GLOVERSVILLE — Representatives of Community Cancer Prevention in Action through St. Mary’s Healthcare recently appeared before the Common Council to present cancer prevention strategies and policies the program is seeking to implement locally.
The program through St. Mary’s Healthcare of Amsterdam is funded by a $1.125 million grant awarded in January 2019 through the state Department of Health to introduce cancer prevention strategies to communities in Fulton, Montgomery and Schenectady counties over the course of five years.
Ginger Champain, coordinator of Community Cancer Prevention in Action, provided details on the program to the Common Council during the Feb. 11 meeting.
“We would like to introduce these cancer prevention strategies to Fulton County starting with the city of Gloversville,” she said. “We would like to work with public sector and private sector organizations to adopt and strengthen cancer prevention policies and implement [personal care services] changes.”
Champain outlined program initiatives centered primarily on educating the public on methods to prevent cancer, abnormal cells that grow out of control to form masses or tumors.
“Part of our job really is to help people maintain those cells in a normal status, that’s what we would like to do in all of our initiatives,” said Champain.
Stepping up education surrounding the dangers of tanning beds and exposure to the sun without following basic safety practices are two areas of focus for the cancer prevention program.
“According to the World Health Organization, indoor tanning beds are a category one carcinogen that is the equivalent of arsenic,” explained Champain. “Skin cancer is the most common cancer across the board in the United States, one in five will be diagnosed with skin cancer.”
To alert the public to the dangers posed by tanning beds, Community Cancer Prevention in Action will launch an awareness campaign utilizing both traditional media and social media.
To promote sun safety, Champain asked the council to consider allowing program representatives to provide education to participants in the summer recreation program the city plans to begin offering this year.
“It is scientifically proven through the CDC that one significant blistering sunburn in the lifetime of a child will double their chances of skin cancer as an adult,” noted Champain.
Additionally, Champain asked the council to consider establishing a policy requiring that city employees who spend more than five hours a week working outdoors receive sun safety education, similar to a state law enacted in 2006 requiring that state employees working outdoors more than five hours a week receive the education.

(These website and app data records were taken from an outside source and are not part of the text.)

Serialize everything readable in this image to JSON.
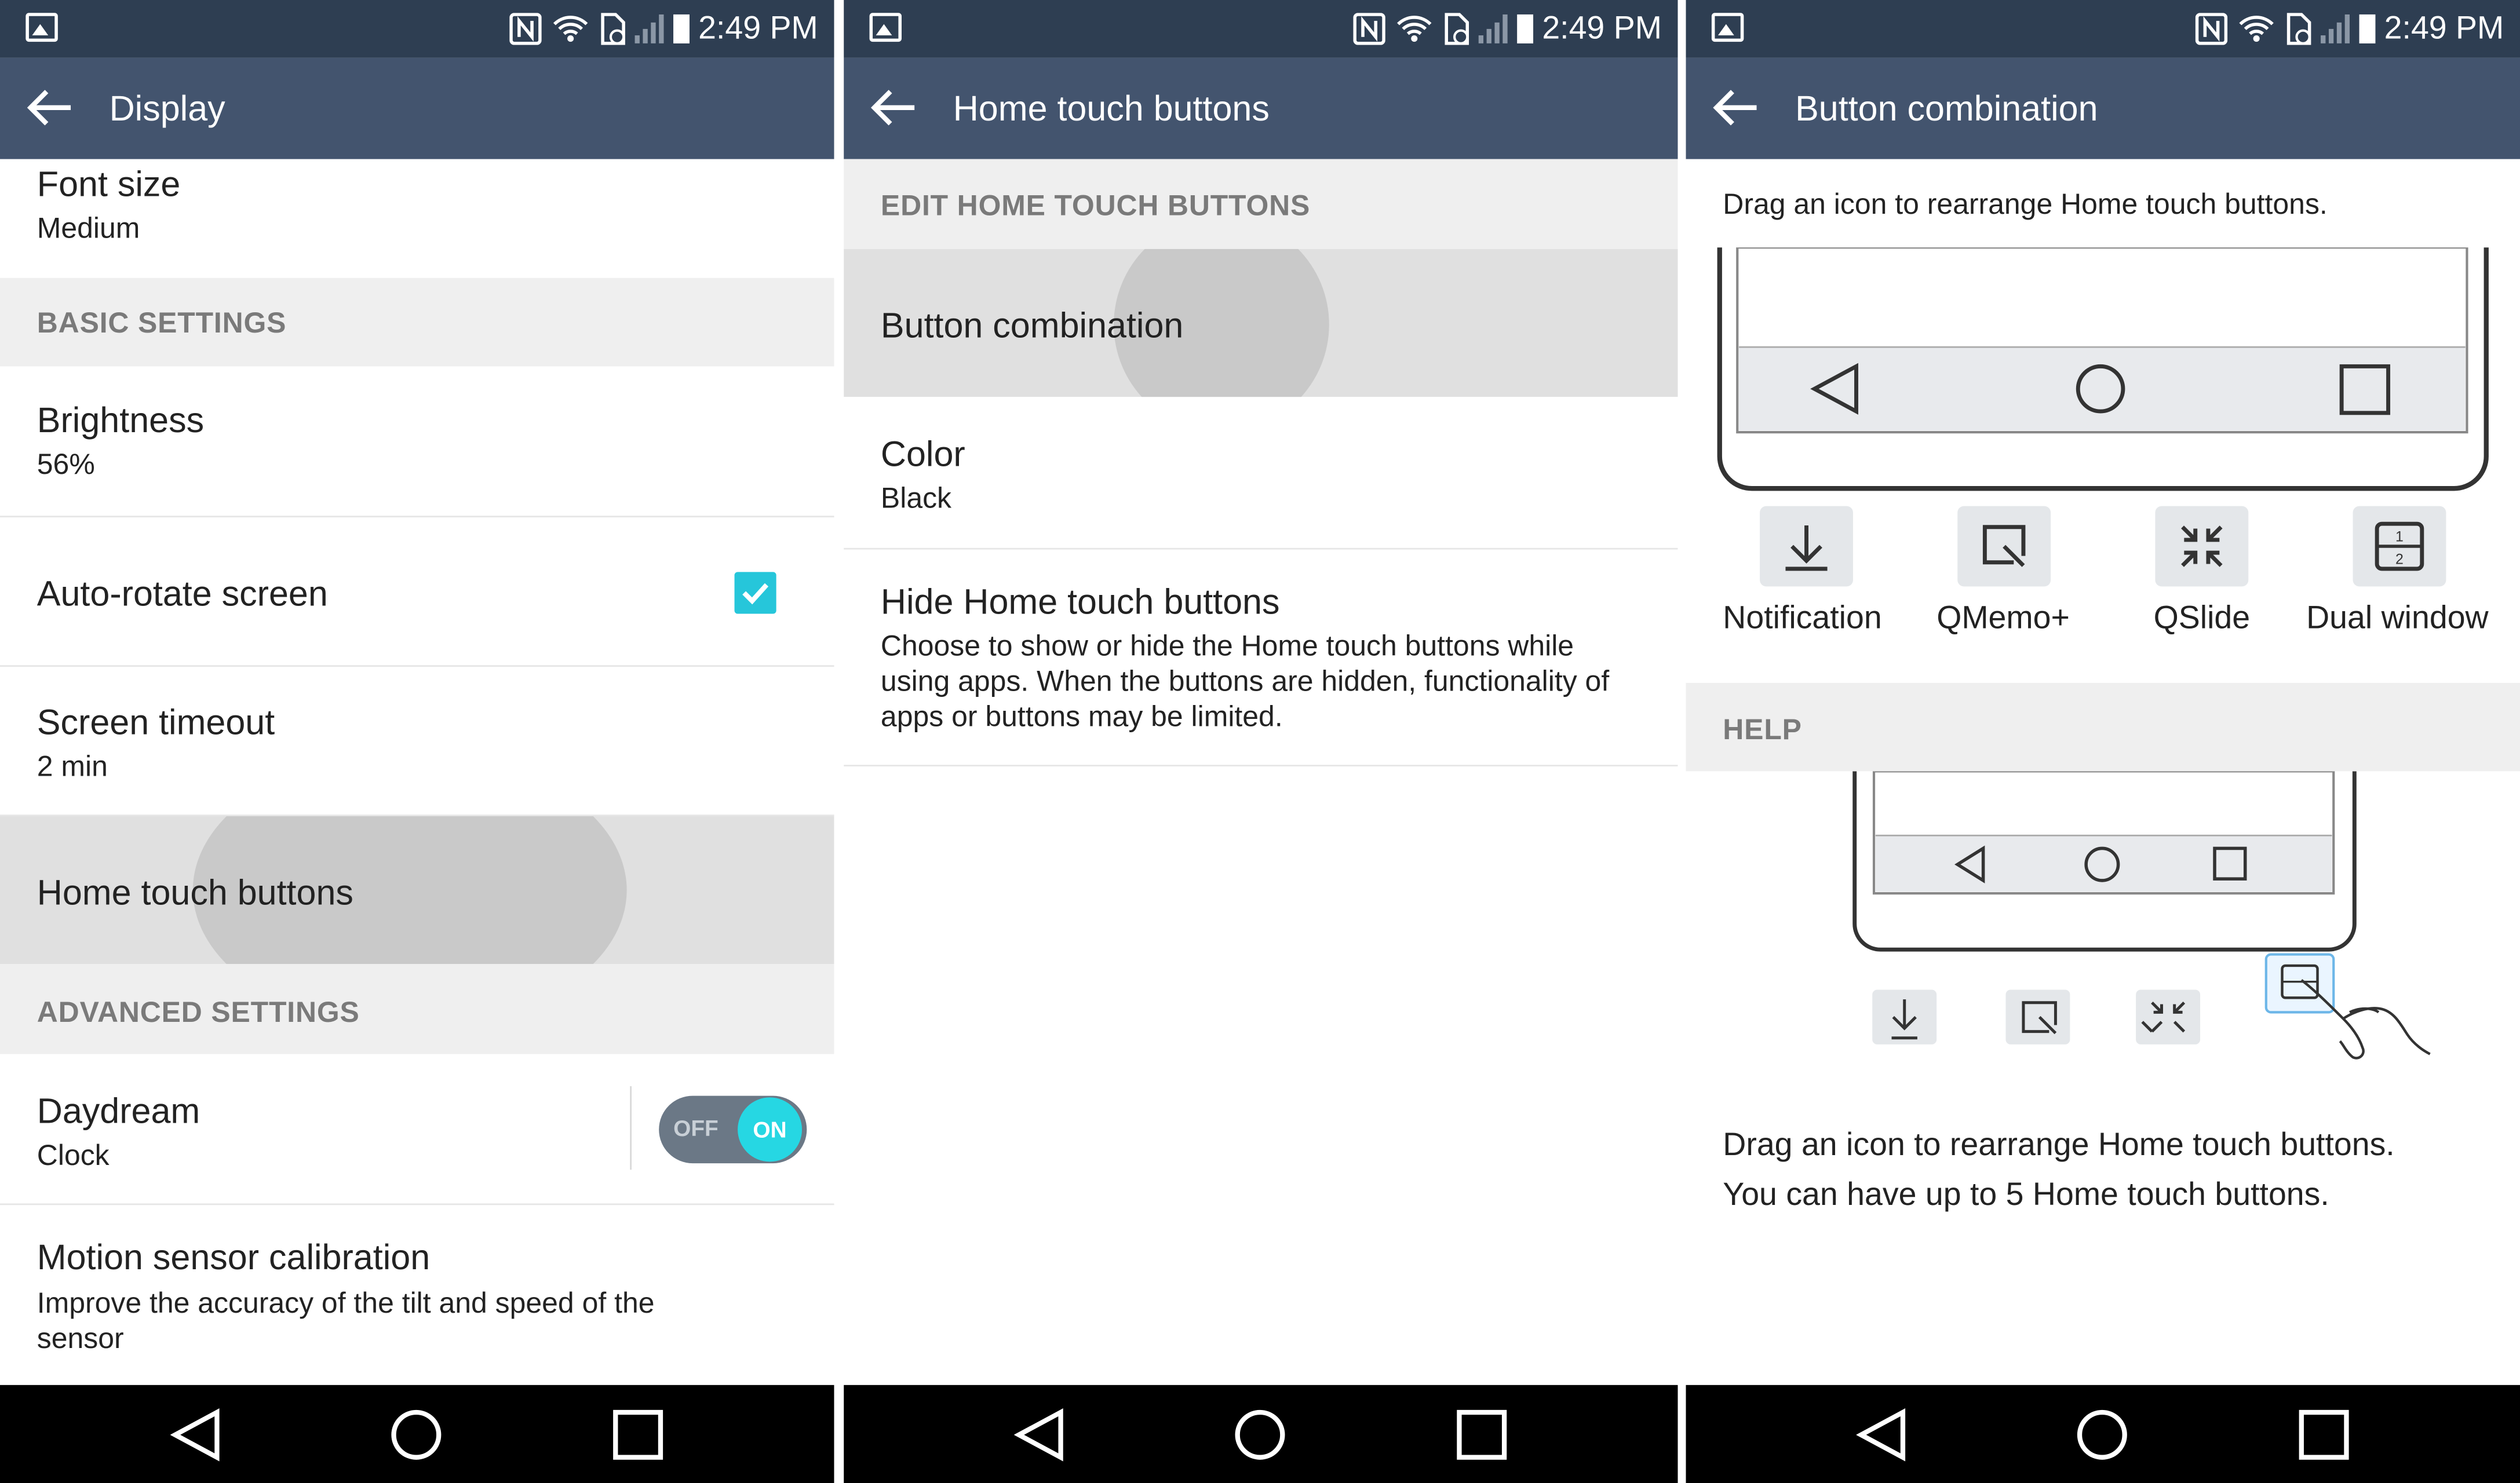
{
  "status_bar": {
    "time": "2:49 PM"
  },
  "panel1": {
    "title": "Display",
    "font_size": {
      "title": "Font size",
      "value": "Medium"
    },
    "basic_settings": "BASIC SETTINGS",
    "brightness": {
      "title": "Brightness",
      "value": "56%"
    },
    "auto_rotate": {
      "title": "Auto-rotate screen",
      "checked": true
    },
    "screen_timeout": {
      "title": "Screen timeout",
      "value": "2 min"
    },
    "home_touch": {
      "title": "Home touch buttons"
    },
    "advanced_settings": "ADVANCED SETTINGS",
    "daydream": {
      "title": "Daydream",
      "value": "Clock",
      "toggle_off": "OFF",
      "toggle_on": "ON"
    },
    "motion": {
      "title": "Motion sensor calibration",
      "desc": "Improve the accuracy of the tilt and speed of the sensor"
    }
  },
  "panel2": {
    "title": "Home touch buttons",
    "section": "EDIT HOME TOUCH BUTTONS",
    "button_combination": "Button combination",
    "color": {
      "title": "Color",
      "value": "Black"
    },
    "hide": {
      "title": "Hide Home touch buttons",
      "desc": "Choose to show or hide the Home touch buttons while using apps. When the buttons are hidden, functionality of apps or buttons may be limited."
    }
  },
  "panel3": {
    "title": "Button combination",
    "instruction": "Drag an icon to rearrange Home touch buttons.",
    "options": [
      {
        "label": "Notification",
        "icon": "notification-down-icon"
      },
      {
        "label": "QMemo+",
        "icon": "qmemo-icon"
      },
      {
        "label": "QSlide",
        "icon": "qslide-icon"
      },
      {
        "label": "Dual window",
        "icon": "dual-window-icon"
      }
    ],
    "help": "HELP",
    "help_text_1": "Drag an icon to rearrange Home touch buttons.",
    "help_text_2": "You can have up to 5 Home touch buttons."
  },
  "colors": {
    "status_bar": "#2e3e52",
    "app_bar": "#43546e",
    "accent": "#26c6da"
  }
}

If a policy were adopted, Champain said program representatives could provide the education to employees and would provide easy-up outdoor tents to each city department receiving the information.
Another initiative involves Community Cancer Prevention in Action partnering with the Fulton County Public Health Department to rebuild awareness of the human papillomavirus vaccine that protects against some forms of the sexually transmitted infection that can lead to cancer.
“The human papillomavirus virus is a root cause of multiple cancers and this vaccine will prevent cancer,” said Champain. “Have you ever heard the words cancer and prevention in the same sentence?”
The final initiative outlined by Champain involves alerting public employees to a state civil service law that went into effect in March 2018 requiring that all employees of the state, municipalities, counties, school districts, community colleges, public authorities or public benefit corporations receive four hours of paid leave each calendar year for cancer screenings scheduled during normal working hours, without charge to leave credits.
Cancer screening includes physical exams, blood work or other laboratory tests for the detection of cancer. Travel time is included in the four hour paid leave. Absences beyond four hours for cancer screening must be charged to the employee’s leave credits. Employees who undergo cancer screenings outside their regular work hours do so on their own time.
Champain asked the council to consider extending the benefit for city employees to a maximum of eight hours of paid leave for cancer screenings, noting that both Schenectady County and the city of Oswego recently adopted eight hour policies.
“Therefore the employee does not have to make a priority call in which cancer screening they are afforded that year, they can get them all,” said Champain. “I would really think that would be something that you would want to do, valuing your employees.”
Champain left the Common Council members packets of information relating to the Community Cancer Prevention in Action program, asking that the city review and consider the recommended policies in the coming weeks for possible future adoption.